As was reported on the 11th of August, pottery fragments were found during monitoring work conducted by Rebecca Shaw Archaeological Services on ground disturbance associated with the creation of an extension to a house close to the site of Old Kipatrick Roman Fort. This pottery has been subject to specialist analysis, carried out by Louisa Hammersley, and a report submitted to WoSAS
Five Roman pottery sherds were recovered during the excavation, all unstratified and from disturbed contexts. The collection comprises four sherds of samian and one of grey coarseware. The samian fragments are as follows:
In addition, a fragment of a flat base of a grey coarseware vessel, probably representing a storage jar, was also found. Like many grey wares, the provenance of this sherd is challenging to define with any great confidence, and although it does resemble Highgate Wood C reduced ware from London, it must remain undefined for the time being.

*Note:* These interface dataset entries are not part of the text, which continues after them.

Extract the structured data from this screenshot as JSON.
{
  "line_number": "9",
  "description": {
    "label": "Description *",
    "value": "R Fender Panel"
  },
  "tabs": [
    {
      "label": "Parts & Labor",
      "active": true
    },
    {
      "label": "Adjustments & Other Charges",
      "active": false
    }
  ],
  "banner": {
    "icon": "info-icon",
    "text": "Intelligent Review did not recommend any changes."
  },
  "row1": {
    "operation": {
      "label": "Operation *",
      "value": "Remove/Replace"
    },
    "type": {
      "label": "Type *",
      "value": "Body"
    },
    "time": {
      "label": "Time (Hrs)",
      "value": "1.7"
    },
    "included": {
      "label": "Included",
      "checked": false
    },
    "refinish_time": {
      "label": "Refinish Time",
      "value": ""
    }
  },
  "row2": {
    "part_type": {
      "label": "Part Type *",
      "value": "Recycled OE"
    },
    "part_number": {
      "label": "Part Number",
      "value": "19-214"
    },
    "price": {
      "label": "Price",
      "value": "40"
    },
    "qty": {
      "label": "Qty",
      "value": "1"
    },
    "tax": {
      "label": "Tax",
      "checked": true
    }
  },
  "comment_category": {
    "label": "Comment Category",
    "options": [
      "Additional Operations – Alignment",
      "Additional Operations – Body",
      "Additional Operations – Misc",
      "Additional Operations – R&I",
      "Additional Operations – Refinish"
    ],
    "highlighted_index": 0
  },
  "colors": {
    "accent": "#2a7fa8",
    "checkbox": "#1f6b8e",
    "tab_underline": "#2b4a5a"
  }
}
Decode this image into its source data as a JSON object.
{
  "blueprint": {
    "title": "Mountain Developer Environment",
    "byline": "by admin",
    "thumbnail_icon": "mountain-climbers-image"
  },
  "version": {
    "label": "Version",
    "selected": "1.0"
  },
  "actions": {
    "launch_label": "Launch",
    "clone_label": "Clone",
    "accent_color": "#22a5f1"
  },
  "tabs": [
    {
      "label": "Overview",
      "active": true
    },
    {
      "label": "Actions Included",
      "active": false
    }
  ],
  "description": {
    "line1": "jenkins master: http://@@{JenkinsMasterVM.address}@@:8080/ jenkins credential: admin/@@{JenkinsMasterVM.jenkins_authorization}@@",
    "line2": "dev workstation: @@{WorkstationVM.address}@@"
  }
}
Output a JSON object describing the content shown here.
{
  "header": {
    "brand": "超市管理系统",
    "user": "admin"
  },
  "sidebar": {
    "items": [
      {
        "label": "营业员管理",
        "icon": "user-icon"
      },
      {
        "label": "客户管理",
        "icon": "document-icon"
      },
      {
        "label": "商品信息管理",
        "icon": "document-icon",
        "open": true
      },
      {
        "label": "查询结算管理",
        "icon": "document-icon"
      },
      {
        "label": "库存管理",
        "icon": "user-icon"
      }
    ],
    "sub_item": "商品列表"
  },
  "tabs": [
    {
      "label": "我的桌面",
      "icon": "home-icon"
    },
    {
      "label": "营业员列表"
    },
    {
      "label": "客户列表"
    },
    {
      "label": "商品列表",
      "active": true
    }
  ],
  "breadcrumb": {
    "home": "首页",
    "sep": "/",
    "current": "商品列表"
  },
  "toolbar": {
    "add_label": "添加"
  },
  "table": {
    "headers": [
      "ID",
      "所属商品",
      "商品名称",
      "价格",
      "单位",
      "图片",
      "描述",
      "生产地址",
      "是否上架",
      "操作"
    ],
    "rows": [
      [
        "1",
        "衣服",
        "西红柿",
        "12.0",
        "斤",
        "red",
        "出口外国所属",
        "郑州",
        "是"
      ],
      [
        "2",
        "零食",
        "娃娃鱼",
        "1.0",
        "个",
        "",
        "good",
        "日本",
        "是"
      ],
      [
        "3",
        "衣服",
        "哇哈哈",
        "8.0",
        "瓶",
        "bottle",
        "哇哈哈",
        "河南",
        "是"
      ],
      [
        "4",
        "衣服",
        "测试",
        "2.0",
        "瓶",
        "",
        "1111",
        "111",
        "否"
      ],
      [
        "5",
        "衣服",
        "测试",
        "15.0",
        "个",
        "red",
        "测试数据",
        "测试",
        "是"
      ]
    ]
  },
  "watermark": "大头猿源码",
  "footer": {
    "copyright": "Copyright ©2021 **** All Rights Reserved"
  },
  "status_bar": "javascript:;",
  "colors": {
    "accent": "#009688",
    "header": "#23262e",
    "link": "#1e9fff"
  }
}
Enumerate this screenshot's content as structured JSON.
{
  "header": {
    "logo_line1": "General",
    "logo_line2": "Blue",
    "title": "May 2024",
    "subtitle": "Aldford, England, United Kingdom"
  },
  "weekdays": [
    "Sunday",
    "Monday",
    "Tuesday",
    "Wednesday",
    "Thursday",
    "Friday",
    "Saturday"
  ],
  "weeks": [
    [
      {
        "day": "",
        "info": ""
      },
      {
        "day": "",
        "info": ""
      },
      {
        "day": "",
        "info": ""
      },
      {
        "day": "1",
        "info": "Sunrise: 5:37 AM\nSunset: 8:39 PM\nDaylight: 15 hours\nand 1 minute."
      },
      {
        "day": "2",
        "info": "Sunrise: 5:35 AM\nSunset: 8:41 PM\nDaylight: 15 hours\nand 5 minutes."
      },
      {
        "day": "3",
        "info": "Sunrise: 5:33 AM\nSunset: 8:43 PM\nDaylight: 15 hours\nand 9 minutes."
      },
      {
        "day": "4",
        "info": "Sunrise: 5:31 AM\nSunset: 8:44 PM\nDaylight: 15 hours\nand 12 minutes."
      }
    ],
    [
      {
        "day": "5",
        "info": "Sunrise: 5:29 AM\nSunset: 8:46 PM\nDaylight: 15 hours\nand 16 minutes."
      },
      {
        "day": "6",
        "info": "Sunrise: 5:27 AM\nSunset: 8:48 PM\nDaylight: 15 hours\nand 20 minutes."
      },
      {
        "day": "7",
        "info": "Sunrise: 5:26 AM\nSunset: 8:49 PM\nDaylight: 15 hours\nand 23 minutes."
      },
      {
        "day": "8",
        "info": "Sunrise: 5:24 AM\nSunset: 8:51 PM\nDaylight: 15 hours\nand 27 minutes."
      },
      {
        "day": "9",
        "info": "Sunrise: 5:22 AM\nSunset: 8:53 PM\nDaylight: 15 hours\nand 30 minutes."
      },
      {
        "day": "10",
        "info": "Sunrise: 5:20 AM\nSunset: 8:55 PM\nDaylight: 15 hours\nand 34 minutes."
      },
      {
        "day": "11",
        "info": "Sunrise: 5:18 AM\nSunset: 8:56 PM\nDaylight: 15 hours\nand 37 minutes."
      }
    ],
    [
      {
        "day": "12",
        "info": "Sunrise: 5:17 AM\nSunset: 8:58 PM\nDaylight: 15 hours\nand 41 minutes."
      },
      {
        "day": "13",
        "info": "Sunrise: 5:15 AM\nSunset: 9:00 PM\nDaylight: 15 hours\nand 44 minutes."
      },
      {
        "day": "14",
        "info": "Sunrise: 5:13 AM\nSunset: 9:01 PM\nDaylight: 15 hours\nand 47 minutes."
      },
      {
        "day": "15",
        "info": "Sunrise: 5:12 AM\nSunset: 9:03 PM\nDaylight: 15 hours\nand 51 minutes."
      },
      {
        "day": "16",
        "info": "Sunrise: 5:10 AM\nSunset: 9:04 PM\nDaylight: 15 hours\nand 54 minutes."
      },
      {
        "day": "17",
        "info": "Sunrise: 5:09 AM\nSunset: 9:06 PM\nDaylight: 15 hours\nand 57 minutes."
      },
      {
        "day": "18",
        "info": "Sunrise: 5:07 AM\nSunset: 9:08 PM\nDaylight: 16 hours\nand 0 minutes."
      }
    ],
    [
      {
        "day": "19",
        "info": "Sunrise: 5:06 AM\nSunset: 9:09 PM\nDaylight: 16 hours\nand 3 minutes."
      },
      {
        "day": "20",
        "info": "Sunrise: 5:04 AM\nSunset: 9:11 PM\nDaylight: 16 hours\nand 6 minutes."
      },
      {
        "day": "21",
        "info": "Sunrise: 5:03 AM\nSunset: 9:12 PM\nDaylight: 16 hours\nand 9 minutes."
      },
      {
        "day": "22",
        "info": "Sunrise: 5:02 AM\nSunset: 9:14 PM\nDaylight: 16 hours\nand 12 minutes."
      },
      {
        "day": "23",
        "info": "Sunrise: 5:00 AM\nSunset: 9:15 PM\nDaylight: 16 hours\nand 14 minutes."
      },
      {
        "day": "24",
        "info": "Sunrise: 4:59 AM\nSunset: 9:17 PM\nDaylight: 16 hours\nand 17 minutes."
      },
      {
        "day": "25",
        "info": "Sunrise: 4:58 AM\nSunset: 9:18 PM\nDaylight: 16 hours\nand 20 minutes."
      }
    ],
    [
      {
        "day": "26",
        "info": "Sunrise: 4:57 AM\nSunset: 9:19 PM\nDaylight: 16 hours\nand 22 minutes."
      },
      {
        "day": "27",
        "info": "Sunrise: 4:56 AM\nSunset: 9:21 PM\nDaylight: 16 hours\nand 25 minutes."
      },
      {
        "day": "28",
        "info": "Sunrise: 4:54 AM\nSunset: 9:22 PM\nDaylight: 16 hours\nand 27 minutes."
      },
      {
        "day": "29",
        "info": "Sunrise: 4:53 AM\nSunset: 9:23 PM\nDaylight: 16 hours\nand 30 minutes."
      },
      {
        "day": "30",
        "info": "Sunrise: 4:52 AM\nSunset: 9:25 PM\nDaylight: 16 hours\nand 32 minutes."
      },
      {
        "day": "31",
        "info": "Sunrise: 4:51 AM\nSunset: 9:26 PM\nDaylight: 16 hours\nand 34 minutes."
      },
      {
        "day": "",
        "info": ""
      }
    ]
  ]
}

This is a small, but interesting, collection of material, particularly the samian sherds which all derive from different vessels. They do not vary markedly from the types recovered from nearby Old Kilpatrick fort, the probable origin of the collection, where excavations recovered some 250 plain samian platter sherds. All fall within the Hadrianic to Antonine period of manufacture and, with the exception of one sherd which is slightly worn, all are in relatively fresh condition, suggesting they have not been detrimentally affected by heavy plough damage or other taphonomic processes. The fact that the sherds are relatively unabraded, together with the likely form of the vessels, raises the interesting possibility that some may have been used to pour libations at alters erected to the memory of the dead along the line of the Military Way, which runs north from Old Kilpatrick fort through the area where the samian was found.